USFWS proposes changes to Mexican gray wolf management

The U.S. Fish and Wildlife Service is revising its Mexican gray wolf management to remove the current population cap and set a new genetic objective for the population, as well as temporarily limiting take.

The agency recently released a proposed rule and a draft supplemental Environmental Impact Statement outlining the changes.

In 1998, the USFWS first established a nonessential experimental population, or a population that is not essential for the continued existence of the species, of Mexican gray wolves (Canis lupus baileyi) in Arizona and New Mexico. After completing its 2014 Environmental Impact Statement under the National Environmental Policy Act, the agency published a final rule in 2015 revising the wolves’ nonessential experimental designation and management of the population.

In response to a 2018 court order, the current proposal revises the USFWS’s 2015 rule regarding the existing nonessential experimental population designation of the Mexican gray wolf under section 10(j) of the Endangered Species Act. The federal court decided that the original rule failed to further the population’s long-term conservation and recovery. The court ordered the USFWS to reconsider its management plan for the subspecies, leading to this new proposal.

The original decision established a population objective of 300 to 325 wolves—if the wolf population exceeded that number, individuals would be translocated. The rule also expanded the population’s designated range and areas where wolf releases could be made to supplement the experimental population. It also adopted a new management approach to minimize or avoid impacts to wild ungulate populations in western Arizona, and authorized removal and take of the animals under three conditions—when they established territories outside of the designated experimental area; threatened livestock or non-feral dogs; or as part of a state wildlife agency’s wild ungulate management efforts.
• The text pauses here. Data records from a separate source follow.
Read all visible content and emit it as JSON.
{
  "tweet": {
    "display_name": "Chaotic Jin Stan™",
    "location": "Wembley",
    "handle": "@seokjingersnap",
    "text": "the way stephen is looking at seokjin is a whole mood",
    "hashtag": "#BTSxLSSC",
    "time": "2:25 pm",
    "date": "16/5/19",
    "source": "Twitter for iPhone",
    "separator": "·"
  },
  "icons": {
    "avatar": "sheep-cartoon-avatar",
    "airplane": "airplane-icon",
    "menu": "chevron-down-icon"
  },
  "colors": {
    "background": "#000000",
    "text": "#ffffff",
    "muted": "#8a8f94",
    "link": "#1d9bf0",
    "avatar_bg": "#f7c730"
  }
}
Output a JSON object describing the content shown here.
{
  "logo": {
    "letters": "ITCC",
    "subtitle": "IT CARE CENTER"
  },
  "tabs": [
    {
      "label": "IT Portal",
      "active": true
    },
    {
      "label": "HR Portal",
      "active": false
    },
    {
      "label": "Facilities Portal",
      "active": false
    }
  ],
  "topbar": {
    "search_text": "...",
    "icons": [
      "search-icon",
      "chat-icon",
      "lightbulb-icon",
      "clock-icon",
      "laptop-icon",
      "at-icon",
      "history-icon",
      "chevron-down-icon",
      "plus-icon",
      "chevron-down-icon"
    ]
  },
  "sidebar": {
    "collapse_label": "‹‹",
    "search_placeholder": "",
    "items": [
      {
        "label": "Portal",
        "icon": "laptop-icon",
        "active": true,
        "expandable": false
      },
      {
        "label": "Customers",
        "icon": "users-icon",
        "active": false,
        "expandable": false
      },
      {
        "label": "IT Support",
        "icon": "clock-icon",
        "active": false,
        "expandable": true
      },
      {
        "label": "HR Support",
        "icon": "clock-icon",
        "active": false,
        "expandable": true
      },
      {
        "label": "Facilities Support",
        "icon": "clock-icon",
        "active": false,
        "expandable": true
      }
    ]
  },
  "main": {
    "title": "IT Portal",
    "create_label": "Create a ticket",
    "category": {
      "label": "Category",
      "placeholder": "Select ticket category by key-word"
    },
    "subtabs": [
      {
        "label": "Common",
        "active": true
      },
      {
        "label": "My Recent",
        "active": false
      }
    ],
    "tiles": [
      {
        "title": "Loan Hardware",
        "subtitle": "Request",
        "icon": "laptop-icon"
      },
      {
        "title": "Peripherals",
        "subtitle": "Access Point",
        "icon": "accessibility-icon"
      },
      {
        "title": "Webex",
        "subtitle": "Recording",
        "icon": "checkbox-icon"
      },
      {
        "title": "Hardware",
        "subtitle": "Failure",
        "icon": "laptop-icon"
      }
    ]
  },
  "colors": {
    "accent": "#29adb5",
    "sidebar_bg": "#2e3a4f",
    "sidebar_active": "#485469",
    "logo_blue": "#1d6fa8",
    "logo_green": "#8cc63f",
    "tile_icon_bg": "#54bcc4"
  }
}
The new proposal would remove the population size limit for the Mexican gray wolves. It would also establish a genetic diversity objective, which calls for at least 22 released wolves surviving to breeding age by 2030, to alleviate genetic threats to the wolf’s population. The new rule would also temporarily restrict the three forms of take authorized by the 2015 rule, until genetic diversity goals are met.

Comments will be accepted on the proposal through Jan., 27. The USFWS will also hold a series of virtual public hearings and information sessions regarding the proposed changes and  draft supplemental Environmental Impact Statement on Nov. 18, Dec. 8 and Jan. 11.

Read TWS’ Standing Position on Threatened and Endangered Species in the U.S. and Position Statement on the U.S. Endangered Species Act

Header Image: The U.S. Fish and Wildlife Service will revise its management goals for the Mexican gray wolf.
Credit: Mark Dumont